Hoover senior fellows David Brady and Morris P. Fiorina discussed the perception and reality of political polarization in their talk “Political Polarization in the United States: Origins and Consequences (an Overview of the Hoover-Brookings Project).” Brady, Hoover deputy director, although acknowledging that elections are often narrowly decided, questioned whether the electorate is as divided as are the political elites, such as elected officials. “If the electorate isn’t polarized, and it’s just the elites that are polarized, then the party that develops a central strategy and can appeal to median voters is the party that will win,” said Brady, who is the coauthor of Red and Blue Nation: Characteristics and Causes of America’s Polarized Politics. Fiorina, author of Culture War: The Myth of a Polarized America, has done extensive research on polarization and calls it a “gross exaggeration.” His research shows that most Americans are not polarized and that their views have not changed significantly in the past few years.
In the final presentation of the retreat, Vali Nasr, a professor of Middle East and South Asia politics at the Naval Postgraduate School, addressed the conflict between Sunni and Shia in Islam that many Americans find confusing. Nasr, author of The Shia Revival: How Conflicts within Islam Will Shape the Future, discussed the roots of the conflict in his talk by the same name. “Like all major religions,” Nasr said, “there are sectarian divisions in Islam.” Following the death of the prophet Mohammed his followers disputed over who should assume leadership; those who favored the lineage of Mohammed became known as Shia; those who favored elevating his companions to leadership were identified as Sunni. Today, the division has become merely a way to identify people, Nasr said. The interest of Arab leaders in Iraq is not terrorism, Nasr said, but what the Shia-Sunni conflict means for their countries.
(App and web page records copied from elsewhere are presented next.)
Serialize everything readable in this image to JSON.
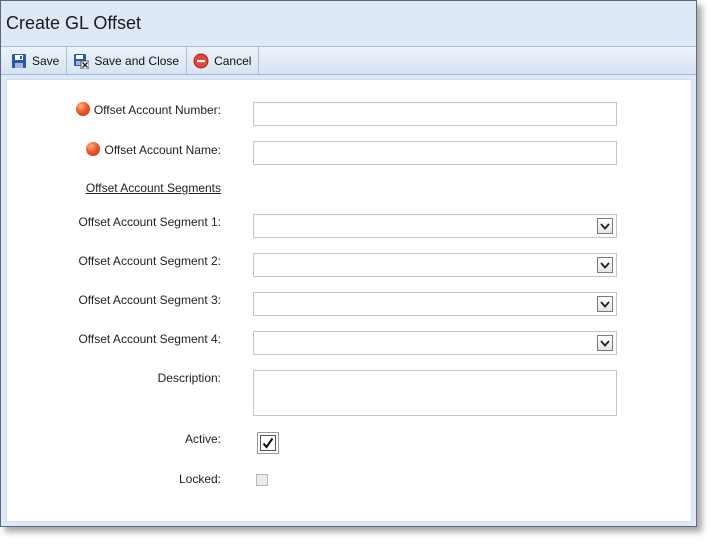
{
  "window": {
    "title": "Create GL Offset"
  },
  "toolbar": {
    "save_label": "Save",
    "save_close_label": "Save and Close",
    "cancel_label": "Cancel",
    "icons": {
      "save": "floppy-disk-icon",
      "save_close": "floppy-disk-close-icon",
      "cancel": "cancel-icon"
    }
  },
  "form": {
    "offset_account_number": {
      "label": "Offset Account Number:",
      "value": "",
      "required": true
    },
    "offset_account_name": {
      "label": "Offset Account Name:",
      "value": "",
      "required": true
    },
    "segments_link": "Offset Account Segments",
    "segments": [
      {
        "label": "Offset Account Segment 1:",
        "value": ""
      },
      {
        "label": "Offset Account Segment 2:",
        "value": ""
      },
      {
        "label": "Offset Account Segment 3:",
        "value": ""
      },
      {
        "label": "Offset Account Segment 4:",
        "value": ""
      }
    ],
    "description": {
      "label": "Description:",
      "value": ""
    },
    "active": {
      "label": "Active:",
      "checked": true
    },
    "locked": {
      "label": "Locked:",
      "checked": false,
      "disabled": true
    }
  },
  "colors": {
    "title_bar_bg": "#dfe8f6",
    "required_indicator": "#f0582a",
    "toolbar_border": "#99bbe8"
  }
}
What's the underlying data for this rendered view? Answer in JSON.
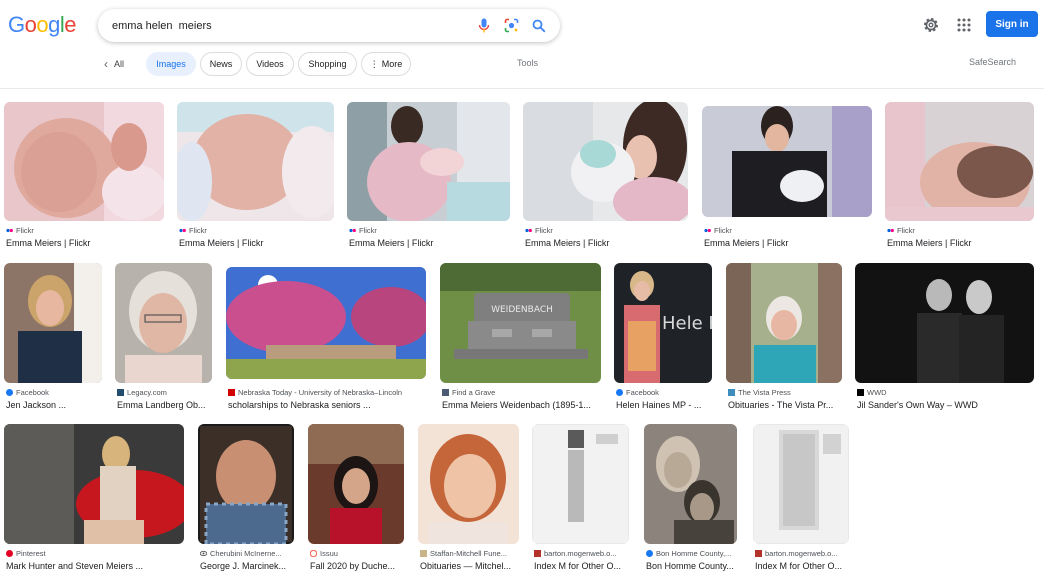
{
  "header": {
    "logo_text": "Google",
    "search_value": "emma helen  meiers",
    "signin_label": "Sign in"
  },
  "tabs": {
    "all": "All",
    "images": "Images",
    "news": "News",
    "videos": "Videos",
    "shopping": "Shopping",
    "more": "More",
    "tools": "Tools",
    "safesearch": "SafeSearch"
  },
  "results": [
    {
      "source": "Flickr",
      "title": "Emma Meiers | Flickr"
    },
    {
      "source": "Flickr",
      "title": "Emma Meiers | Flickr"
    },
    {
      "source": "Flickr",
      "title": "Emma Meiers | Flickr"
    },
    {
      "source": "Flickr",
      "title": "Emma Meiers | Flickr"
    },
    {
      "source": "Flickr",
      "title": "Emma Meiers | Flickr"
    },
    {
      "source": "Flickr",
      "title": "Emma Meiers | Flickr"
    },
    {
      "source": "Facebook",
      "title": "Jen Jackson ..."
    },
    {
      "source": "Legacy.com",
      "title": "Emma Landberg Ob..."
    },
    {
      "source": "Nebraska Today - University of Nebraska–Lincoln",
      "title": "scholarships to Nebraska seniors ..."
    },
    {
      "source": "Find a Grave",
      "title": "Emma Meiers Weidenbach (1895-1..."
    },
    {
      "source": "Facebook",
      "title": "Helen Haines MP - ..."
    },
    {
      "source": "The Vista Press",
      "title": "Obituaries - The Vista Pr..."
    },
    {
      "source": "WWD",
      "title": "Jil Sander's Own Way – WWD"
    },
    {
      "source": "Pinterest",
      "title": "Mark Hunter and Steven Meiers ..."
    },
    {
      "source": "Cherubini McInerne...",
      "title": "George J. Marcinek..."
    },
    {
      "source": "Issuu",
      "title": "Fall 2020 by Duche..."
    },
    {
      "source": "Staffan-Mitchell Fune...",
      "title": "Obituaries — Mitchel..."
    },
    {
      "source": "barton.mogenweb.o...",
      "title": "Index M for Other O..."
    },
    {
      "source": "Bon Homme County,...",
      "title": "Bon Homme County..."
    },
    {
      "source": "barton.mogenweb.o...",
      "title": "Index M for Other O..."
    }
  ],
  "thumb_text": {
    "headstone": "WEIDENBACH",
    "helen_hains": "Hele Hain"
  },
  "colors": {
    "accent": "#1a73e8",
    "chip_active_bg": "#e8f0fe"
  }
}
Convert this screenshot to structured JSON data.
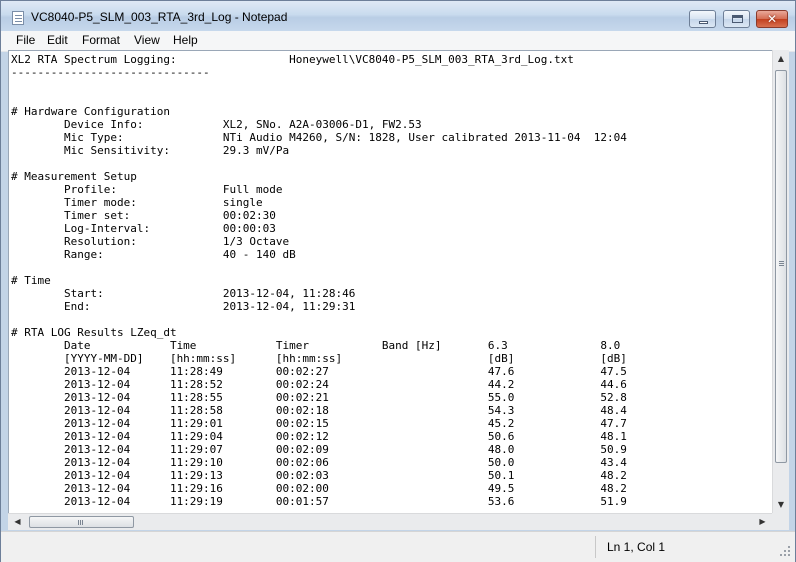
{
  "window": {
    "title": "VC8040-P5_SLM_003_RTA_3rd_Log - Notepad",
    "minimize_glyph": "",
    "close_glyph": "✕"
  },
  "menu": {
    "file": "File",
    "edit": "Edit",
    "format": "Format",
    "view": "View",
    "help": "Help"
  },
  "document": {
    "text": "XL2 RTA Spectrum Logging:                 Honeywell\\VC8040-P5_SLM_003_RTA_3rd_Log.txt\n------------------------------\n\n\n# Hardware Configuration\n        Device Info:            XL2, SNo. A2A-03006-D1, FW2.53\n        Mic Type:               NTi Audio M4260, S/N: 1828, User calibrated 2013-11-04  12:04\n        Mic Sensitivity:        29.3 mV/Pa\n\n# Measurement Setup\n        Profile:                Full mode\n        Timer mode:             single\n        Timer set:              00:02:30\n        Log-Interval:           00:00:03\n        Resolution:             1/3 Octave\n        Range:                  40 - 140 dB\n\n# Time\n        Start:                  2013-12-04, 11:28:46\n        End:                    2013-12-04, 11:29:31\n\n# RTA LOG Results LZeq_dt\n        Date            Time            Timer           Band [Hz]       6.3              8.0\n        [YYYY-MM-DD]    [hh:mm:ss]      [hh:mm:ss]                      [dB]             [dB]\n        2013-12-04      11:28:49        00:02:27                        47.6             47.5\n        2013-12-04      11:28:52        00:02:24                        44.2             44.6\n        2013-12-04      11:28:55        00:02:21                        55.0             52.8\n        2013-12-04      11:28:58        00:02:18                        54.3             48.4\n        2013-12-04      11:29:01        00:02:15                        45.2             47.7\n        2013-12-04      11:29:04        00:02:12                        50.6             48.1\n        2013-12-04      11:29:07        00:02:09                        48.0             50.9\n        2013-12-04      11:29:10        00:02:06                        50.0             43.4\n        2013-12-04      11:29:13        00:02:03                        50.1             48.2\n        2013-12-04      11:29:16        00:02:00                        49.5             48.2\n        2013-12-04      11:29:19        00:01:57                        53.6             51.9"
  },
  "scrollbars": {
    "up_arrow": "▲",
    "down_arrow": "▼",
    "left_arrow": "◀",
    "right_arrow": "▶"
  },
  "statusbar": {
    "position": "Ln 1, Col 1"
  }
}
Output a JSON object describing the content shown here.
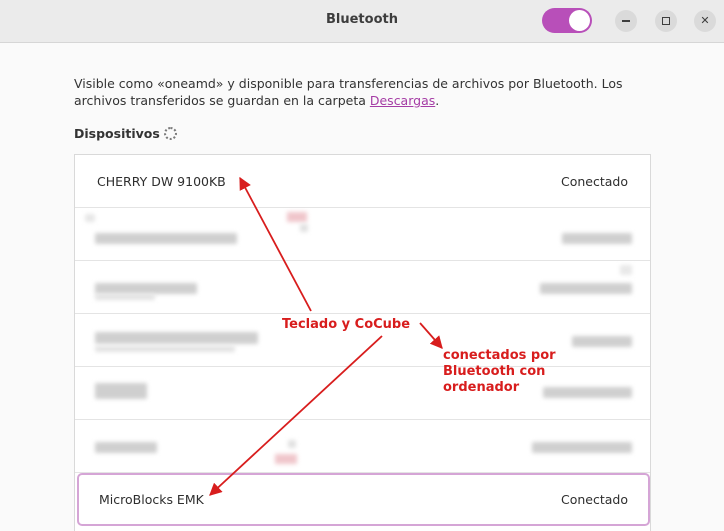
{
  "window": {
    "title": "Bluetooth",
    "bluetooth_enabled": true
  },
  "description": {
    "text": "Visible como «oneamd» y disponible para transferencias de archivos por Bluetooth. Los archivos transferidos se guardan en la carpeta ",
    "link": "Descargas",
    "suffix": "."
  },
  "devices": {
    "section_title": "Dispositivos",
    "items": [
      {
        "name": "CHERRY DW 9100KB",
        "status": "Conectado"
      },
      {
        "name": "",
        "status": ""
      },
      {
        "name": "",
        "status": ""
      },
      {
        "name": "",
        "status": ""
      },
      {
        "name": "",
        "status": ""
      },
      {
        "name": "",
        "status": ""
      },
      {
        "name": "MicroBlocks EMK",
        "status": "Conectado"
      }
    ]
  },
  "annotations": {
    "label1": "Teclado y CoCube",
    "label2_line1": "conectados por",
    "label2_line2": "Bluetooth con",
    "label2_line3": "ordenador",
    "color": "#d81d1d"
  },
  "colors": {
    "accent": "#b84fb9",
    "link": "#a53ca5",
    "highlight_border": "#d5a5d6"
  }
}
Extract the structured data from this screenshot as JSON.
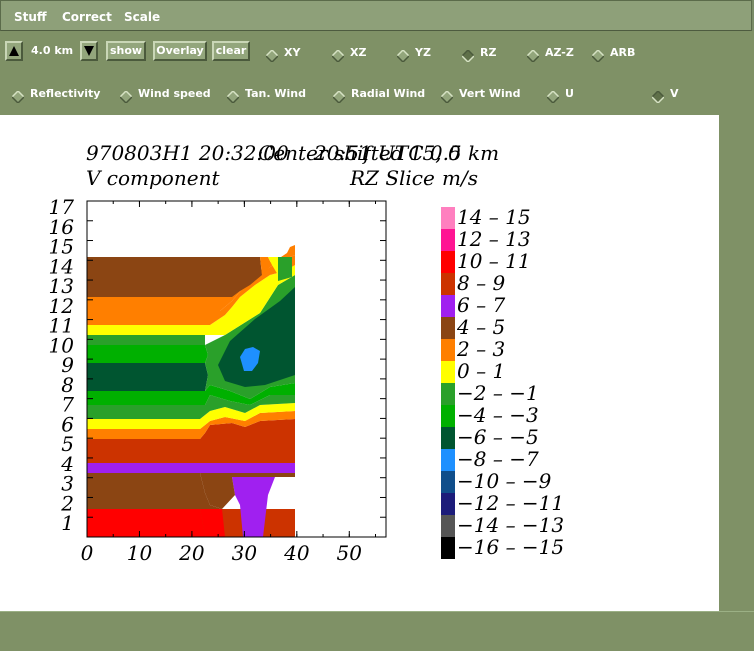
{
  "menubar": {
    "items": [
      "Stuff",
      "Correct",
      "Scale"
    ]
  },
  "toolbar": {
    "height_value": "4.0 km",
    "show_label": "show",
    "overlay_label": "Overlay",
    "clear_label": "clear",
    "views": [
      {
        "label": "XY",
        "selected": false
      },
      {
        "label": "XZ",
        "selected": false
      },
      {
        "label": "YZ",
        "selected": false
      },
      {
        "label": "RZ",
        "selected": true
      },
      {
        "label": "AZ-Z",
        "selected": false
      },
      {
        "label": "ARB",
        "selected": false
      }
    ],
    "fields": [
      {
        "label": "Reflectivity",
        "selected": false
      },
      {
        "label": "Wind speed",
        "selected": false
      },
      {
        "label": "Tan. Wind",
        "selected": false
      },
      {
        "label": "Radial Wind",
        "selected": false
      },
      {
        "label": "Vert Wind",
        "selected": false
      },
      {
        "label": "U",
        "selected": false
      },
      {
        "label": "V",
        "selected": true
      }
    ]
  },
  "plot": {
    "header_line1": "970803H1  20:32:00",
    "header_overlap": "Center shifted 15, 0",
    "header_right": "20:51 UTC  0.5 km",
    "component": "V component",
    "slice": "RZ Slice",
    "units": "m/s"
  },
  "chart_data": {
    "type": "heatmap",
    "xlim": [
      0,
      57
    ],
    "ylim": [
      0,
      17
    ],
    "x_ticks": [
      "0",
      "10",
      "20",
      "30",
      "40",
      "50"
    ],
    "y_ticks": [
      "1",
      "2",
      "3",
      "4",
      "5",
      "6",
      "7",
      "8",
      "9",
      "10",
      "11",
      "12",
      "13",
      "14",
      "15",
      "16",
      "17"
    ],
    "legend": [
      {
        "label": "14 – 15",
        "color": "#ff7fbf"
      },
      {
        "label": "12 – 13",
        "color": "#ff1493"
      },
      {
        "label": "10 – 11",
        "color": "#ff0000"
      },
      {
        "label": "8 – 9",
        "color": "#cc3300"
      },
      {
        "label": "6 – 7",
        "color": "#a020f0"
      },
      {
        "label": "4 – 5",
        "color": "#8b4513"
      },
      {
        "label": "2 – 3",
        "color": "#ff7f00"
      },
      {
        "label": "0 – 1",
        "color": "#ffff00"
      },
      {
        "label": "−2 – −1",
        "color": "#2aa02a"
      },
      {
        "label": "−4 – −3",
        "color": "#00b000"
      },
      {
        "label": "−6 – −5",
        "color": "#005530"
      },
      {
        "label": "−8 – −7",
        "color": "#1e90ff"
      },
      {
        "label": "−10 – −9",
        "color": "#104e8b"
      },
      {
        "label": "−12 – −11",
        "color": "#1c1c7a"
      },
      {
        "label": "−14 – −13",
        "color": "#555555"
      },
      {
        "label": "−16 – −15",
        "color": "#000000"
      }
    ]
  }
}
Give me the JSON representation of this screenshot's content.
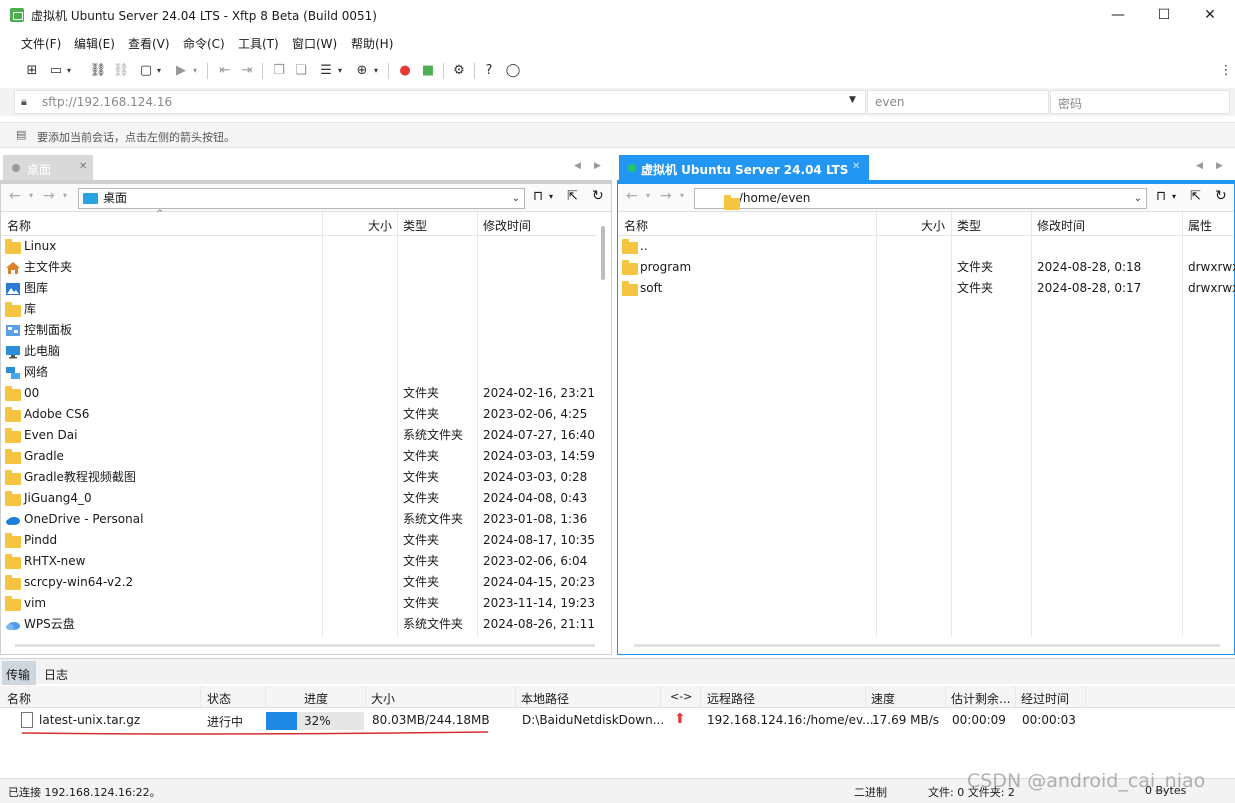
{
  "window": {
    "title": "虚拟机 Ubuntu Server 24.04 LTS - Xftp 8 Beta (Build 0051)",
    "minimize": "—",
    "maximize": "☐",
    "close": "✕"
  },
  "menu": [
    "文件(F)",
    "编辑(E)",
    "查看(V)",
    "命令(C)",
    "工具(T)",
    "窗口(W)",
    "帮助(H)"
  ],
  "address": {
    "url_placeholder": "sftp://192.168.124.16",
    "user_placeholder": "even",
    "password_placeholder": "密码"
  },
  "hint": "要添加当前会话，点击左侧的箭头按钮。",
  "left": {
    "tab": "桌面",
    "path": "桌面",
    "columns": [
      "名称",
      "大小",
      "类型",
      "修改时间"
    ],
    "rows": [
      {
        "name": "Linux",
        "icon": "folder",
        "type": "",
        "date": ""
      },
      {
        "name": "主文件夹",
        "icon": "home",
        "type": "",
        "date": ""
      },
      {
        "name": "图库",
        "icon": "gallery",
        "type": "",
        "date": ""
      },
      {
        "name": "库",
        "icon": "folder",
        "type": "",
        "date": ""
      },
      {
        "name": "控制面板",
        "icon": "control",
        "type": "",
        "date": ""
      },
      {
        "name": "此电脑",
        "icon": "pc",
        "type": "",
        "date": ""
      },
      {
        "name": "网络",
        "icon": "network",
        "type": "",
        "date": ""
      },
      {
        "name": "00",
        "icon": "folder",
        "type": "文件夹",
        "date": "2024-02-16, 23:21"
      },
      {
        "name": "Adobe CS6",
        "icon": "folder",
        "type": "文件夹",
        "date": "2023-02-06, 4:25"
      },
      {
        "name": "Even Dai",
        "icon": "folder",
        "type": "系统文件夹",
        "date": "2024-07-27, 16:40"
      },
      {
        "name": "Gradle",
        "icon": "folder",
        "type": "文件夹",
        "date": "2024-03-03, 14:59"
      },
      {
        "name": "Gradle教程视频截图",
        "icon": "folder",
        "type": "文件夹",
        "date": "2024-03-03, 0:28"
      },
      {
        "name": "JiGuang4_0",
        "icon": "folder",
        "type": "文件夹",
        "date": "2024-04-08, 0:43"
      },
      {
        "name": "OneDrive - Personal",
        "icon": "cloud",
        "type": "系统文件夹",
        "date": "2023-01-08, 1:36"
      },
      {
        "name": "Pindd",
        "icon": "folder",
        "type": "文件夹",
        "date": "2024-08-17, 10:35"
      },
      {
        "name": "RHTX-new",
        "icon": "folder",
        "type": "文件夹",
        "date": "2023-02-06, 6:04"
      },
      {
        "name": "scrcpy-win64-v2.2",
        "icon": "folder",
        "type": "文件夹",
        "date": "2024-04-15, 20:23"
      },
      {
        "name": "vim",
        "icon": "folder",
        "type": "文件夹",
        "date": "2023-11-14, 19:23"
      },
      {
        "name": "WPS云盘",
        "icon": "wpscloud",
        "type": "系统文件夹",
        "date": "2024-08-26, 21:11"
      }
    ]
  },
  "right": {
    "tab": "虚拟机 Ubuntu Server 24.04 LTS",
    "path": "/home/even",
    "columns": [
      "名称",
      "大小",
      "类型",
      "修改时间",
      "属性"
    ],
    "rows": [
      {
        "name": "..",
        "type": "",
        "date": "",
        "attr": ""
      },
      {
        "name": "program",
        "type": "文件夹",
        "date": "2024-08-28, 0:18",
        "attr": "drwxrwx"
      },
      {
        "name": "soft",
        "type": "文件夹",
        "date": "2024-08-28, 0:17",
        "attr": "drwxrwx"
      }
    ]
  },
  "bottom_tabs": [
    "传输",
    "日志"
  ],
  "transfer": {
    "columns": [
      "名称",
      "状态",
      "进度",
      "大小",
      "本地路径",
      "<->",
      "远程路径",
      "速度",
      "估计剩余...",
      "经过时间"
    ],
    "rows": [
      {
        "name": "latest-unix.tar.gz",
        "status": "进行中",
        "progress_label": "32%",
        "progress": 0.32,
        "size": "80.03MB/244.18MB",
        "local": "D:\\BaiduNetdiskDown...",
        "remote": "192.168.124.16:/home/ev...",
        "speed": "17.69 MB/s",
        "remaining": "00:00:09",
        "elapsed": "00:00:03"
      }
    ]
  },
  "status": {
    "connection": "已连接 192.168.124.16:22。",
    "mode": "二进制",
    "files": "文件: 0 文件夹: 2",
    "bytes": "0 Bytes"
  },
  "watermark": "CSDN @android_cai_niao",
  "colors": {
    "accent": "#1e88e5",
    "active_tab": "#2196f3",
    "connected_dot": "#22c55e",
    "upload_arrow": "#e53935",
    "underline": "#d32f2f"
  }
}
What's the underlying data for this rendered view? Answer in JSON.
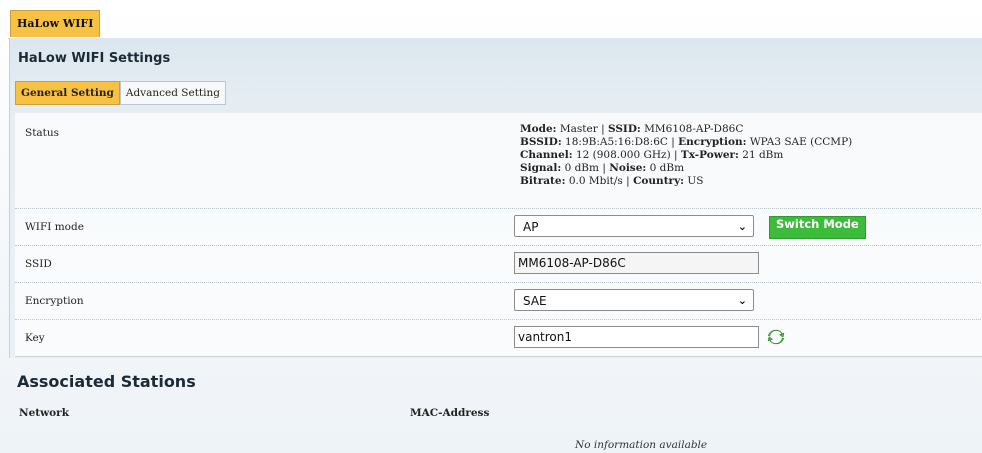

In addition to the plenary speakers, Hoover fellows and guest speakers presented conversations on a variety of topics, including Annelise Anderson, Hoover research fellow, and Martin Anderson, the Keith and Jan Halburt Senior Fellow, on “Ronald Reagan: A New Biography”; Paul Peterson, Hoover senior fellow, on “School Accountability Lessons: Do We Need to Fix ‘No Child Left Behind’”; Kori Schake, Hoover research fellow, on “Europe after the French Election”; Russell Berman, Hoover senior fellow, on “The Red-Green Alliance: Why the Left Loves Jihad”; Robert Hall, the Robert and Carole McNeil Senior Fellow, on “Is Venture Capital a Good Deal for Investors? For Entrepreneurs”; Michael McFaul, the Peter and Helen Bing Senior Fellow, on “Is the Cold War Back? Russia’s Authoritarian Drift and U.S.-Russia Relations”; John Cogan, the Leonard and Shirley Ely Senior Fellow, on “Health-Care Policy at the Crossroads”; Kenneth Jowitt, the Pres and Maurine Hotchkiss Senior Fellow, on “The Humpty Dumpty Phenomenon: Failed States and Civil War”; Dennis Bark, Hoover senior fellow, on “The Difference between Europeans and Americans”; Larry Diamond, Hoover senior fellow, and Abbas Milani, Hoover research fellow, on “Whither Iran? Nukes, Kooks, or Democracy?”; and John Shoven, the Buzz and Barbara McCoy Senior Fellow, on “How the Economy Could/Should Adjust to the Aging of Society.”